> [Try it]
The response must reproduce every record in full.
Records to process Start Marker
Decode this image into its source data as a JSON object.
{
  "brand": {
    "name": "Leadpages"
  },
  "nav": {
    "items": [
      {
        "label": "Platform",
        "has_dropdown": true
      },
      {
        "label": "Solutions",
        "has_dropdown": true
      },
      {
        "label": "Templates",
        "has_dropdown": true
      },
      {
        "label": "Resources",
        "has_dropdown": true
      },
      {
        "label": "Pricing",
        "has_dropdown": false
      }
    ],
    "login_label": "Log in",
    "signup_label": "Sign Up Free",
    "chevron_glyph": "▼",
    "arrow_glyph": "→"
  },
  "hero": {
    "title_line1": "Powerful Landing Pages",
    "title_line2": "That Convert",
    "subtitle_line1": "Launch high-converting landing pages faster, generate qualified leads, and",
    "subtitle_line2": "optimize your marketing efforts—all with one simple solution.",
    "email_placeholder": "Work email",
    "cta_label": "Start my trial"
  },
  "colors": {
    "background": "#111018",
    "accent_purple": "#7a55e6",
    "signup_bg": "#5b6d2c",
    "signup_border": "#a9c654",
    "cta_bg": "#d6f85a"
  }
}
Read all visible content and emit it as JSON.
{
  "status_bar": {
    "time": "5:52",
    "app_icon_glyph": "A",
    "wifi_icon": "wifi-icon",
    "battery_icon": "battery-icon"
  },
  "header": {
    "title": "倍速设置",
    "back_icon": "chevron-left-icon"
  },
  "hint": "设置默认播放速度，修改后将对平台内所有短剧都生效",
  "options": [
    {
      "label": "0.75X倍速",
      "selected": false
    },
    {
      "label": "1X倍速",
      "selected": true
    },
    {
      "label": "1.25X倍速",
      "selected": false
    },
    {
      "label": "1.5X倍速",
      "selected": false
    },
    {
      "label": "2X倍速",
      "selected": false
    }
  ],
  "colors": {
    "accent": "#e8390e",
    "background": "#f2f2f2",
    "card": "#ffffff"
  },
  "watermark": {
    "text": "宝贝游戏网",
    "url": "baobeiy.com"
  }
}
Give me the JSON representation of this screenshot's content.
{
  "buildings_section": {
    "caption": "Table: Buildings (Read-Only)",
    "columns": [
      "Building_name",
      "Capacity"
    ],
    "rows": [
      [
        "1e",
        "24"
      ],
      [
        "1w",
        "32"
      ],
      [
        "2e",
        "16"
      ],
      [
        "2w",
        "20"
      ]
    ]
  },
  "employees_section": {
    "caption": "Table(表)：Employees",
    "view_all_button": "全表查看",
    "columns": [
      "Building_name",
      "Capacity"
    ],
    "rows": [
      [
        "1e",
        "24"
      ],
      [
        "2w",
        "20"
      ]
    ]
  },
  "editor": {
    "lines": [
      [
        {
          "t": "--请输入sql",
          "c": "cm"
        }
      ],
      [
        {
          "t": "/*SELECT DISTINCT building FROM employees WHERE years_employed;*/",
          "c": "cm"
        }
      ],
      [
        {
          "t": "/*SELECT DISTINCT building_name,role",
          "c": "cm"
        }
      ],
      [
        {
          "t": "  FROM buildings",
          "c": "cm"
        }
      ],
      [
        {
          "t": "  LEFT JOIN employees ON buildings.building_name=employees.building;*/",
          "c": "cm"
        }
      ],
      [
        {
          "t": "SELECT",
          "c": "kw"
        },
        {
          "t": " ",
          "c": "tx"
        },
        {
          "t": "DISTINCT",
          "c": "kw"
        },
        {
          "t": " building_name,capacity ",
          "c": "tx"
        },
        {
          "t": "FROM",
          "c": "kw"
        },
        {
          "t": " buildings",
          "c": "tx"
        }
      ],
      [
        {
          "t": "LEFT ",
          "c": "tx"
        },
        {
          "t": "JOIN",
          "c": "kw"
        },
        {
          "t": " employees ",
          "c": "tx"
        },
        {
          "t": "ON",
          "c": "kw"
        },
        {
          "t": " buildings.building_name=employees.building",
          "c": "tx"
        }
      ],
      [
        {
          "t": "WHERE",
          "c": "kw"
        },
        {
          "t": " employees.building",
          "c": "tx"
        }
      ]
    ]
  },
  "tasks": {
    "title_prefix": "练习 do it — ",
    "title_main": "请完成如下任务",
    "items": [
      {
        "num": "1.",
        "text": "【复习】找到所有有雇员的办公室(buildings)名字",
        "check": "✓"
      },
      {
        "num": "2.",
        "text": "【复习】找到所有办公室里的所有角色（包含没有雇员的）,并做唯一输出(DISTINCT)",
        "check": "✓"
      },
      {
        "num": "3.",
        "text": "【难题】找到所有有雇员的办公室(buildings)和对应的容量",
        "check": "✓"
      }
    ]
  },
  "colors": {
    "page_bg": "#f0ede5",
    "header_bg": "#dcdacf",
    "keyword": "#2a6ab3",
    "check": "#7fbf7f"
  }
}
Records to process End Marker
> [Solution]
Decode this image into its source data as a JSON object.
{
  "brand": {
    "name": "Leadpages"
  },
  "nav": {
    "items": [
      {
        "label": "Platform",
        "has_dropdown": true
      },
      {
        "label": "Solutions",
        "has_dropdown": true
      },
      {
        "label": "Templates",
        "has_dropdown": true
      },
      {
        "label": "Resources",
        "has_dropdown": true
      },
      {
        "label": "Pricing",
        "has_dropdown": false
      }
    ],
    "login_label": "Log in",
    "signup_label": "Sign Up Free",
    "chevron_glyph": "▼",
    "arrow_glyph": "→"
  },
  "hero": {
    "title_line1": "Powerful Landing Pages",
    "title_line2": "That Convert",
    "subtitle_line1": "Launch high-converting landing pages faster, generate qualified leads, and",
    "subtitle_line2": "optimize your marketing efforts—all with one simple solution.",
    "email_placeholder": "Work email",
    "cta_label": "Start my trial"
  },
  "colors": {
    "background": "#111018",
    "accent_purple": "#7a55e6",
    "signup_bg": "#5b6d2c",
    "signup_border": "#a9c654",
    "cta_bg": "#d6f85a"
  }
}
Read all visible content and emit it as JSON.
{
  "status_bar": {
    "time": "5:52",
    "app_icon_glyph": "A",
    "wifi_icon": "wifi-icon",
    "battery_icon": "battery-icon"
  },
  "header": {
    "title": "倍速设置",
    "back_icon": "chevron-left-icon"
  },
  "hint": "设置默认播放速度，修改后将对平台内所有短剧都生效",
  "options": [
    {
      "label": "0.75X倍速",
      "selected": false
    },
    {
      "label": "1X倍速",
      "selected": true
    },
    {
      "label": "1.25X倍速",
      "selected": false
    },
    {
      "label": "1.5X倍速",
      "selected": false
    },
    {
      "label": "2X倍速",
      "selected": false
    }
  ],
  "colors": {
    "accent": "#e8390e",
    "background": "#f2f2f2",
    "card": "#ffffff"
  },
  "watermark": {
    "text": "宝贝游戏网",
    "url": "baobeiy.com"
  }
}
Give me the JSON representation of this screenshot's content.
{
  "buildings_section": {
    "caption": "Table: Buildings (Read-Only)",
    "columns": [
      "Building_name",
      "Capacity"
    ],
    "rows": [
      [
        "1e",
        "24"
      ],
      [
        "1w",
        "32"
      ],
      [
        "2e",
        "16"
      ],
      [
        "2w",
        "20"
      ]
    ]
  },
  "employees_section": {
    "caption": "Table(表)：Employees",
    "view_all_button": "全表查看",
    "columns": [
      "Building_name",
      "Capacity"
    ],
    "rows": [
      [
        "1e",
        "24"
      ],
      [
        "2w",
        "20"
      ]
    ]
  },
  "editor": {
    "lines": [
      [
        {
          "t": "--请输入sql",
          "c": "cm"
        }
      ],
      [
        {
          "t": "/*SELECT DISTINCT building FROM employees WHERE years_employed;*/",
          "c": "cm"
        }
      ],
      [
        {
          "t": "/*SELECT DISTINCT building_name,role",
          "c": "cm"
        }
      ],
      [
        {
          "t": "  FROM buildings",
          "c": "cm"
        }
      ],
      [
        {
          "t": "  LEFT JOIN employees ON buildings.building_name=employees.building;*/",
          "c": "cm"
        }
      ],
      [
        {
          "t": "SELECT",
          "c": "kw"
        },
        {
          "t": " ",
          "c": "tx"
        },
        {
          "t": "DISTINCT",
          "c": "kw"
        },
        {
          "t": " building_name,capacity ",
          "c": "tx"
        },
        {
          "t": "FROM",
          "c": "kw"
        },
        {
          "t": " buildings",
          "c": "tx"
        }
      ],
      [
        {
          "t": "LEFT ",
          "c": "tx"
        },
        {
          "t": "JOIN",
          "c": "kw"
        },
        {
          "t": " employees ",
          "c": "tx"
        },
        {
          "t": "ON",
          "c": "kw"
        },
        {
          "t": " buildings.building_name=employees.building",
          "c": "tx"
        }
      ],
      [
        {
          "t": "WHERE",
          "c": "kw"
        },
        {
          "t": " employees.building",
          "c": "tx"
        }
      ]
    ]
  },
  "tasks": {
    "title_prefix": "练习 do it — ",
    "title_main": "请完成如下任务",
    "items": [
      {
        "num": "1.",
        "text": "【复习】找到所有有雇员的办公室(buildings)名字",
        "check": "✓"
      },
      {
        "num": "2.",
        "text": "【复习】找到所有办公室里的所有角色（包含没有雇员的）,并做唯一输出(DISTINCT)",
        "check": "✓"
      },
      {
        "num": "3.",
        "text": "【难题】找到所有有雇员的办公室(buildings)和对应的容量",
        "check": "✓"
      }
    ]
  },
  "colors": {
    "page_bg": "#f0ede5",
    "header_bg": "#dcdacf",
    "keyword": "#2a6ab3",
    "check": "#7fbf7f"
  }
}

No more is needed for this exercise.